The mission was to transplant Chamomile, Peppermint, Comfrey and Oregano to one of my favorite haunts…the deer hole. There must be a spring below ground there for the earth is often wet and seems perfect for a large patch of Peppermint and Comfrey to join the mix. Transplanting them where I would be thrilled if they took over and become a foraging destination (rather than taking over my limited garden space).
Onto my second objective: Crabgrass.
Linda Runyon keeps raving about her Crabgrass muffin recipe and I’ve listened to her on her weekly radio show mention the merits of eating grass over and over and over…with little interest.
But now I’m interested because grasses are everywhere. They are annoying to me, so hard to dig up once they have rooted. Linda claims many of them are not only edible but desirable.
I knew there was a healthy patch of it in the open pasture near the deer hole so I gave it a hair cut and filled my basket. Just above it were the healthiest looking grape leaves just begging me to pick them, which I did.
Another first of the season were wild ripe Strawberries hidden below their tricorn leaves. Their taste is so much more potent and wildly sweet than cultivated Strawberries. One must forage early in the morning to beat the bunnies to the ripe fruits if you care to make jam.
Everything is laid out on my counter ready to be dried for use.
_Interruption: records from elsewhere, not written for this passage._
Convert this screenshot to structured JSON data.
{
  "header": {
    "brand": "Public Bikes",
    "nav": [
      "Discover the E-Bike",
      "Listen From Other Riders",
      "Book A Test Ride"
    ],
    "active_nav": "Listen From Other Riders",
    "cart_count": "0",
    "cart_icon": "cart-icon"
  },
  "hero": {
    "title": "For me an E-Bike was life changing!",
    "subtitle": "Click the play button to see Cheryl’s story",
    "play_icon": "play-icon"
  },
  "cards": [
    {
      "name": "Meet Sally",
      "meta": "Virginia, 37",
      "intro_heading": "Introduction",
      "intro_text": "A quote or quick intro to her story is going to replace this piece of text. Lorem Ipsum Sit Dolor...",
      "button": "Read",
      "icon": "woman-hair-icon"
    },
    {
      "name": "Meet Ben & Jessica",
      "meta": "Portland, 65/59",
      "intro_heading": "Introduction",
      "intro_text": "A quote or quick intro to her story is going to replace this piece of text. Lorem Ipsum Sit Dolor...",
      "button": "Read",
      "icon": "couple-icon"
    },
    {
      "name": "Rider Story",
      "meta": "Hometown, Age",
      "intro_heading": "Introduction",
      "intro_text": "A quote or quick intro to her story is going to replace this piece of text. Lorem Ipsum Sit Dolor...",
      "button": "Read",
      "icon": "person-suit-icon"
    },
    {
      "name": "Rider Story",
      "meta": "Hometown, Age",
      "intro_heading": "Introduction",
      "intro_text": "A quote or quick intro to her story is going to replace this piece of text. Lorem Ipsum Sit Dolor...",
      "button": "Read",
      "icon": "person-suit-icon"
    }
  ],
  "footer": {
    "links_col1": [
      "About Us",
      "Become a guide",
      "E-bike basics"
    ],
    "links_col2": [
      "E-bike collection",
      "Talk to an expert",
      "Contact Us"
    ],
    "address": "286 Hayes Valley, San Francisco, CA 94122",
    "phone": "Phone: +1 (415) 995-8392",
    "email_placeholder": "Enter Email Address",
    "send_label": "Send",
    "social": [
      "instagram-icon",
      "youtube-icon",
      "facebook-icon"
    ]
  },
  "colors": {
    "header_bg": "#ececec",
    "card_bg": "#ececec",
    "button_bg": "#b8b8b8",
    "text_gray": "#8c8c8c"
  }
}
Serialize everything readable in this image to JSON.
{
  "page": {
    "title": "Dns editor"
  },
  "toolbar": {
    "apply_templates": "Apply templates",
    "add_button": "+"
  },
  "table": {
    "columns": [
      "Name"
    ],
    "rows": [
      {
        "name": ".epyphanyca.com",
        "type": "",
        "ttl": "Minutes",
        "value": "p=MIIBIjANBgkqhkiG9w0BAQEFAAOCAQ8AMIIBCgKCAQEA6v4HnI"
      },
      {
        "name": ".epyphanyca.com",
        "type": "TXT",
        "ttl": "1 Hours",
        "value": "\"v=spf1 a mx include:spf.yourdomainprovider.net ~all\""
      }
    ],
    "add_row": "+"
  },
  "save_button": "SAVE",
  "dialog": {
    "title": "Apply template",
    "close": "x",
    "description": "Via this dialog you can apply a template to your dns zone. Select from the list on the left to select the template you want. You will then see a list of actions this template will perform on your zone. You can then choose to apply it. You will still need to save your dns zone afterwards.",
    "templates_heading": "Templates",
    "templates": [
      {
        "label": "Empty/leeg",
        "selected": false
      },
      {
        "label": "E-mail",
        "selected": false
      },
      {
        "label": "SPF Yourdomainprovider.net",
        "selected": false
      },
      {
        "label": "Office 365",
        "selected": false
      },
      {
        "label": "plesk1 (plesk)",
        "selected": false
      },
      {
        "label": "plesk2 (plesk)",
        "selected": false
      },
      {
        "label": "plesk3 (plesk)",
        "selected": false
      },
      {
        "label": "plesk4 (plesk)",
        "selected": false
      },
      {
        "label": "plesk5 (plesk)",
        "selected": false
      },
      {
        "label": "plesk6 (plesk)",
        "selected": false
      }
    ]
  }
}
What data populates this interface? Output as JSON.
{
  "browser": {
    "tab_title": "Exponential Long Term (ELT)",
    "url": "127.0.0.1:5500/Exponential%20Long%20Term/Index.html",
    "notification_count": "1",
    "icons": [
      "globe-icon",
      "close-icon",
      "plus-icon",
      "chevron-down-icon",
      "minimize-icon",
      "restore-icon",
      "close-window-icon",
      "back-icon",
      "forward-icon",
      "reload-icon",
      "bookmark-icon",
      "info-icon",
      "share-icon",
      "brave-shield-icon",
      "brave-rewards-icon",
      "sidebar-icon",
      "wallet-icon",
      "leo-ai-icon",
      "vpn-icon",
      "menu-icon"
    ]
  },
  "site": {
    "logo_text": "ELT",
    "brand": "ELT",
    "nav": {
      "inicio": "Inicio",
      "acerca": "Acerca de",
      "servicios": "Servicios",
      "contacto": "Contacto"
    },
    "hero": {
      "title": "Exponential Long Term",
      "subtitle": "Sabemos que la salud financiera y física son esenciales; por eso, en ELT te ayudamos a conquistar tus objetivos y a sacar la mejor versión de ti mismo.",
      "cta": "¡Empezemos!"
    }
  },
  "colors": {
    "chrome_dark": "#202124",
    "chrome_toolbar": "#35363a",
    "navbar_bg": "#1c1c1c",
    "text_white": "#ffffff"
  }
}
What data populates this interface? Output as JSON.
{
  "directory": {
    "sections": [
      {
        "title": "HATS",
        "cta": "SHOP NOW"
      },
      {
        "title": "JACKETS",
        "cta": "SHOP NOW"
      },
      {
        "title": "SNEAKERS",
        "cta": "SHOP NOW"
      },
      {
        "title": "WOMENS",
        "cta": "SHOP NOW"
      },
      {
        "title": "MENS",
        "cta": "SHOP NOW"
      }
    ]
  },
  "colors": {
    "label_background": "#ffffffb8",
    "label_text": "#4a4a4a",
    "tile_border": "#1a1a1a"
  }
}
A few Spiderwort leaves and flowers (edible), some Strawberry and Violet leaves, Peppermint and of course Crabgrass. I picked a few flowers from vacationer neighbors homes who rarely see their happy faces…
We came home drenched to the bone. I immediately turned on the tub for a bath of Epsom salt, baking soda, ACV and Lavender. So here I sit warmed from a rare bath and from a lunch of Nettle soup sharing my latest shopping story in God’s green stores.
Feeling wildly blessed.
I will post the ongoing saga of morphing Crabgrass into muffins later.
A picture of Blasphemy vines. These tenacious rascals have the marked ability to strangle unassuming plants. Removing them from young saplings is a challenge indeed. I’ve eaten their young tendrils in stir fries and salads, and have heard that their roots were used by the Indians to beef up their scrawnier youth. Anyone work with this plant besides trying to eradicate it?